We are entering a period of rising rates. This is a fundamental change from the modus operandi of the last decade and represents a paradigm shift for markets and investors. Therefore, volatility looks likely to stick around for some time. Accordingly, investing in low volatility stocks, which have been shown to perform just as well, if not better, than stock market indices during periods of stress, seems like a good idea. Barron’s chooses the ten lowest volatility stocks on the market, a list which includes Aflac, Coca-Cola, Loews, PepsiCo, Berkshire Hathaway, and Procter & Gamble, among others.
FINSUM: Given the ground shifting beneath investors’ feet, having some allocation to low volatility stocks seems like a wise plan.
Unfortunately, there have been many school shootings and other massacres over the last few years. Each of them was followed by a brief outcry to increase gun regulation, to which there was no government response. However, something feels different this time around, and President Trump is moving to tighten some gun rules. Now it might be Wall Street’s turn to step back, as big asset managers such as BlackRock are looking at ways to strip gun companies out of the portfolios of clients who do not want to invest in them. Gun sector stocks have slumped badly since Trump’s election, mostly because the threat of new regulation—which drives gun sales—seems to be gone.
FINSUM: We are very unsure of how things will proceed here, but we can say that there does seem to be increasing political momentum towards more gun control for the first time in many years), which could influence Wall Street.
In an article that addresses an issue unknown to us—that Americans don’t give US stocks enough love (?!)—BlackRock says that investors should buy American stocks in some select sectors. BlackRock says that “We have upgraded our tactical view of U.S. equities to overweight from neutral” continuing “The reason: Impending fiscal stimulus is supercharging U.S. earnings growth expectations”. Blackrock says it likes American tech stocks, US financials, and momentum and value plays.

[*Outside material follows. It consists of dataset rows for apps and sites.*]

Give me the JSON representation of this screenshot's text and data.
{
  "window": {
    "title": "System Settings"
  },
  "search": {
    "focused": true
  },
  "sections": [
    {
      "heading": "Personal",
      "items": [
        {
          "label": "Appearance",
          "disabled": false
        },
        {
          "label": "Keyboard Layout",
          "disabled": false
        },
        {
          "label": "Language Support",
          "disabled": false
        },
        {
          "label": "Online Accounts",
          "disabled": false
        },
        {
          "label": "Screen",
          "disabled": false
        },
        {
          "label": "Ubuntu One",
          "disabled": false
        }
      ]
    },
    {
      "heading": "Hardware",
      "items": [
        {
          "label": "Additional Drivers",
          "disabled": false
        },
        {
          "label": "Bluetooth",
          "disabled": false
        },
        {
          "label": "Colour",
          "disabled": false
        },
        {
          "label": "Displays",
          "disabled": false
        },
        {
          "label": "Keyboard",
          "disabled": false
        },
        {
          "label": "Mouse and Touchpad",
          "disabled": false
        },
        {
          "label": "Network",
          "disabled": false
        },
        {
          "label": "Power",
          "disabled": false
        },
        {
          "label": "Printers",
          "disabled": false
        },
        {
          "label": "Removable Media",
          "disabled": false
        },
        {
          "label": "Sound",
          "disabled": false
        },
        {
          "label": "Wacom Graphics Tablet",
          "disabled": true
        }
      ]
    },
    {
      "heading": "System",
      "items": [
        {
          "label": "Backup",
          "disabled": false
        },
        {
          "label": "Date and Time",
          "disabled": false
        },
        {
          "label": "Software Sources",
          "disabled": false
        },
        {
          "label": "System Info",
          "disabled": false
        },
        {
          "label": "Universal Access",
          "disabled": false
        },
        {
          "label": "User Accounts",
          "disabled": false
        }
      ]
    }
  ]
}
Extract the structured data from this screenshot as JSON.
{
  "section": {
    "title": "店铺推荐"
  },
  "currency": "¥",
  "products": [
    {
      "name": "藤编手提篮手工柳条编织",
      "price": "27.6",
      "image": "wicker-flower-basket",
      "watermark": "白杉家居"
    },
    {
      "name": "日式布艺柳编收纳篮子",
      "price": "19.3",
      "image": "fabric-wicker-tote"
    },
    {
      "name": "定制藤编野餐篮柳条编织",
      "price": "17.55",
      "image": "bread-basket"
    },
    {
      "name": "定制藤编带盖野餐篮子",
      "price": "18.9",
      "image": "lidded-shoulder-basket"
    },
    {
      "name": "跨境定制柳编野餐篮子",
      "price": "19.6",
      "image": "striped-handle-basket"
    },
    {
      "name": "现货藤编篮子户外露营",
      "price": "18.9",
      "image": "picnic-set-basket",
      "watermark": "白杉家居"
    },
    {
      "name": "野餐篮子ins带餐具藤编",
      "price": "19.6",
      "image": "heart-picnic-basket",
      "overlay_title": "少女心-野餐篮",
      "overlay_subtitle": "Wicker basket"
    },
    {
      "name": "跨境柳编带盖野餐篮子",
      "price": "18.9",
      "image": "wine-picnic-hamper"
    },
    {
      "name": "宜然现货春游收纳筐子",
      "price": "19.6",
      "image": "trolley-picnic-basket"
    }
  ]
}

FINSUM: US stocks surely haven’t been short on love over the last year, but we suspect BlackRock just means in the last few weeks. In that perspective, we agree that things aren’t as bearish as many fear.
This topic gets thrown around a reasonable amount in the media, but because it seems to defy normal human perception, we wanted to run a story on it—the growing and dangerous level of stock concentration. So what do we mean by that? We mean that three stocks—Amazon, Microsoft, and Netflix, have accounted for almost 50% of all the gains of the S&P 500 so far this year. This kind of concentration plays itself out time and again, whether it be in broad index tracking, or in niche sector ETFs, which end up being hugely weighted to just a few stocks.
FINSUM: Anyone can understand the danger of concentration at the point of purchase, but one of the key points to remember is that time tends to make a portfolio more and more unbalanced as the winners inevitably grab a larger share and the losers less.
It is hard to overstate how well Apple is doing right now. Despite flat volume in phone sales, the huge prices of its devices mean not only are its revenue and profits surging, but it now commands its largest ever share of the smartphone market (51% globally). The company’s first quarter revenue was up 13% from last year, with net income hitting a jaw dropping $20.1 bn in the first quarter. Apple now commands 76% of all smartphone revenue in the US.
FINSUM: Apple’s ability to compel consumers to pay exorbitant prices for its product is a sign of strength for the overall business. Imagine if the iPhone X had actually been a hit?
Morgan Stanley has just come out with a big warning for investors. The bank says that the selloff over the last few weeks, which amounted to around 10% at its peak, was just a tiny start to what is to come. Describing the recent losses as the “Appetizer, not the main course”, Morgan Stanley says that big trouble will occur when growth weakens but inflation keeps moving ahead. “Strong global growth and a good first-quarter reporting season provided an important offset. We remain on watch for ‘tricky hand-off’ in the second quarter, as core inflation rises and activity indicators moderate”.
FINSUM: If growth starts to weaken, but inflation and rates are still rising, that is the catalyst for a big correction, or more likely, a prolonged bear market. But we are not there yet.